_Extracted entries:_

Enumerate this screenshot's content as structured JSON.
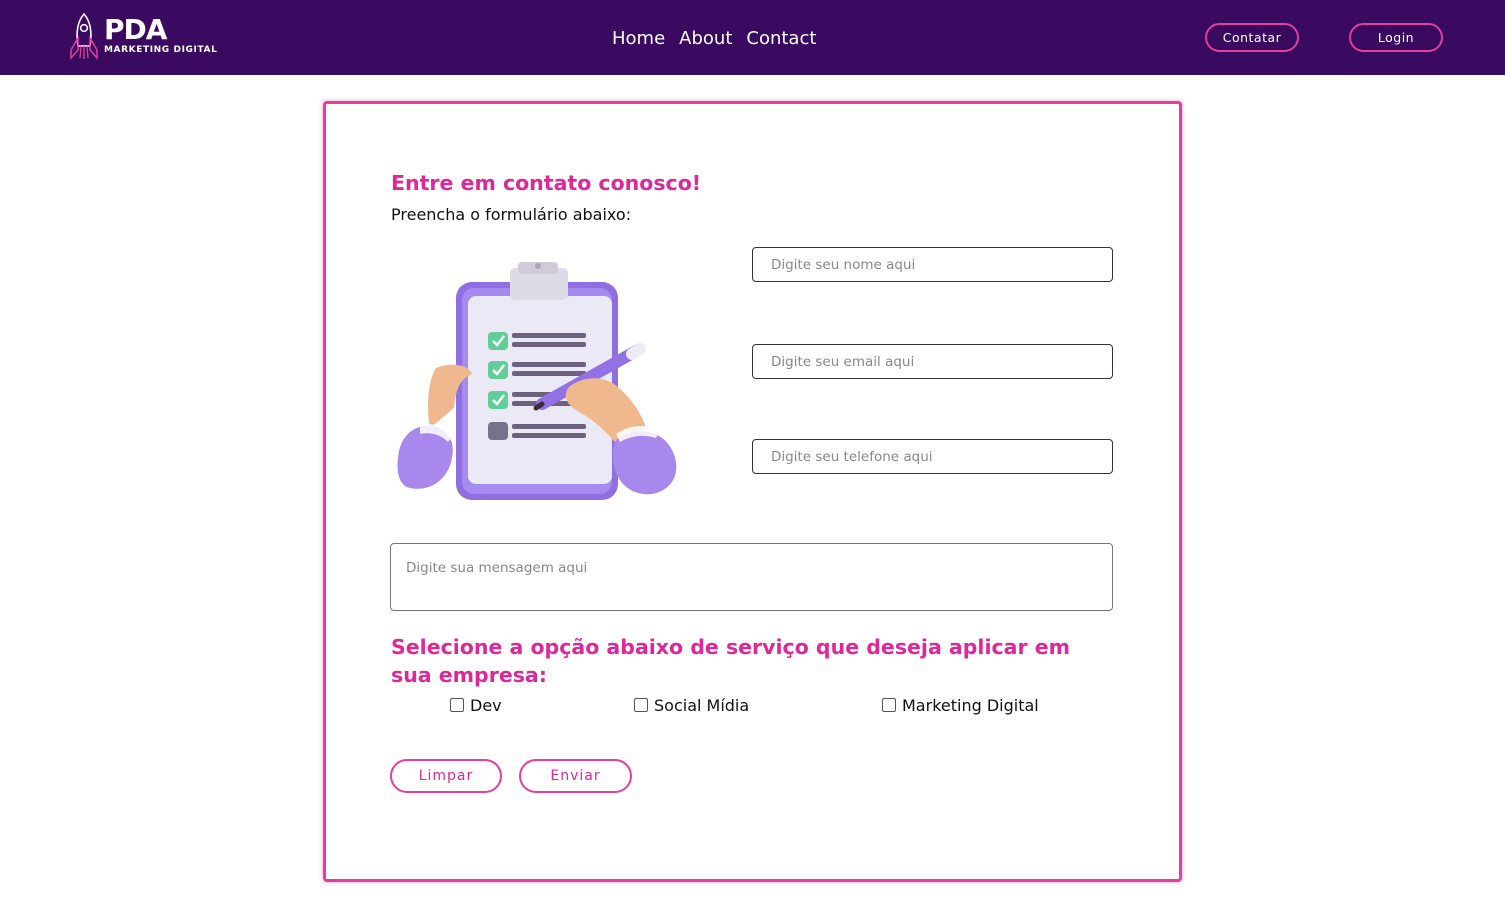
{
  "header": {
    "logo": {
      "title": "PDA",
      "subtitle": "MARKETING DIGITAL"
    },
    "nav": [
      "Home",
      "About",
      "Contact"
    ],
    "buttons": {
      "contatar": "Contatar",
      "login": "Login"
    }
  },
  "form": {
    "title": "Entre em contato conosco!",
    "subtitle": "Preencha o formulário abaixo:",
    "fields": {
      "name_placeholder": "Digite seu nome aqui",
      "email_placeholder": "Digite seu email aqui",
      "phone_placeholder": "Digite seu telefone aqui",
      "message_placeholder": "Digite sua mensagem aqui"
    },
    "question": "Selecione a opção abaixo de serviço que deseja aplicar em sua empresa:",
    "options": [
      "Dev",
      "Social Mídia",
      "Marketing Digital"
    ],
    "buttons": {
      "clear": "Limpar",
      "send": "Enviar"
    }
  },
  "colors": {
    "header_bg": "#3a0a60",
    "accent": "#e33d9e",
    "accent_text": "#e0279a"
  },
  "icons": {
    "logo": "rocket-icon",
    "illustration": "clipboard-checklist-illustration"
  }
}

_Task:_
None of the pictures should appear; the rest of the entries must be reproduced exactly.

_Task output:_
Enumerate this screenshot's content as structured JSON.
{
  "header": {
    "logo": {
      "title": "PDA",
      "subtitle": "MARKETING DIGITAL"
    },
    "nav": [
      "Home",
      "About",
      "Contact"
    ],
    "buttons": {
      "contatar": "Contatar",
      "login": "Login"
    }
  },
  "form": {
    "title": "Entre em contato conosco!",
    "subtitle": "Preencha o formulário abaixo:",
    "fields": {
      "name_placeholder": "Digite seu nome aqui",
      "email_placeholder": "Digite seu email aqui",
      "phone_placeholder": "Digite seu telefone aqui",
      "message_placeholder": "Digite sua mensagem aqui"
    },
    "question": "Selecione a opção abaixo de serviço que deseja aplicar em sua empresa:",
    "options": [
      "Dev",
      "Social Mídia",
      "Marketing Digital"
    ],
    "buttons": {
      "clear": "Limpar",
      "send": "Enviar"
    }
  },
  "colors": {
    "header_bg": "#3a0a60",
    "accent": "#e33d9e",
    "accent_text": "#e0279a"
  },
  "icons": {
    "logo": "rocket-icon",
    "illustration": "clipboard-checklist-illustration"
  }
}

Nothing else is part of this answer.